For the third year in a row, Cars.com has compiled a list of all of the vehicles that are built in the United States. Ninety-five vehicles are on this list, but another 250 or so are built elsewhere and sold in the United States. Those are not shown on this list.
In case you missed my article on the 2021 report, it can be read HERE.
In developing the 95 car ranking, Cars.com based their conclusions on the following criteria:
- Assembly plant location (must be located in the U.S.)
- Parts content (percent of U.S. and Canadian parts)
- Engine country of origin (U.S.)
- Transmission country of origin (U.S.)
- U.S. manufacturing workforce (an analysis of each automaker’s direct U.S. workforce involved in building the vehicles and parts, factored against that automaker’s U.S. production footprint).

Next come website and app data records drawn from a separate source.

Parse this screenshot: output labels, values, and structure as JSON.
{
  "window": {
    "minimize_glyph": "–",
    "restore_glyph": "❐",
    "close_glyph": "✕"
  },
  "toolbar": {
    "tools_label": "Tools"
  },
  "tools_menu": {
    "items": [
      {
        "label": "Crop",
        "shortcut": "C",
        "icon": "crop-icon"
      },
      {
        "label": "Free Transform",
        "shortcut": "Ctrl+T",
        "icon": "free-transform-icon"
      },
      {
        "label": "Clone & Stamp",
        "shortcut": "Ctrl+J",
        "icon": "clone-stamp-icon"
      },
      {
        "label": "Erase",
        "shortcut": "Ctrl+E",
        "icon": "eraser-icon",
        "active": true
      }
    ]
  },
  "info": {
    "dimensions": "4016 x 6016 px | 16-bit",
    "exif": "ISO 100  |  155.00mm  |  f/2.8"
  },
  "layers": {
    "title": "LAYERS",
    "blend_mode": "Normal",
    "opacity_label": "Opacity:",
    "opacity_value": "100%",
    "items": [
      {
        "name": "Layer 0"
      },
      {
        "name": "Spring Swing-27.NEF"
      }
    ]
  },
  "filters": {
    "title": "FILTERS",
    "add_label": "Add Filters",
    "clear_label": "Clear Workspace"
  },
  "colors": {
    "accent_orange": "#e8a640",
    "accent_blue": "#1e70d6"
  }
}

Full detail about the report can be found HERE on Cars.com.
The top 20 ranked vehicles are shown in the chart below, with a comparison to their 2020 and 2021 ranks. Vehicles noted as “unranked” for 2022 have either been discontinued or they did not make the top 95:
The complete list of 95 vehicles has been compiled and included in a PDF file found HERE.
Most notable is the inclusion of the Tesla Model X and Model S, which was not on the 2021 list. Supposedly, their updates in 2021 prevented them from making the list last year. More than likely, Elon Musk was playing games with sales data.
A number of other models saw significant movement from last year. This could be due to changes in the their North American content or competing models that were all new for 2022, starting production in the United States.
Special note to my Canadian friends: Cars.com touts this as the most “American Made” cars report. It only includes vehicles made in the United States, but does give credit for components made in North America. So, you got that going for you!
Some vehicles may be missing from this list due to a number of mitigating factors:
- Models with a gross vehicle weight rating above 8,500 pounds — mostly full-size vans, three-quarter- and 1-ton pickup trucks, and larger commercial vehicles — which are exempt from providing content on their pricing labels. The same goes for models from automakers that build fewer than 1,000 cars in a given model year.
- Models set for discontinuation.
- Vehicles not yet scheduled for production at the time of the study (April 2022).
- Vehicles only built for government or commercial fleet (not retail units).
Ultimately, does it matter to car buyers if their vehicle is within the 95 on the list? Would a Ford Maverick made in Mexico, Land Rover from the UK or any number of GM products from Canada be acceptable to them?
I grew up in this business, but have no issue with buying a vehicle made outside the U.S. Ultimately, the vehicle’s reputation, style and performance are what matter to me.
I’m willing to bet you feel the same way.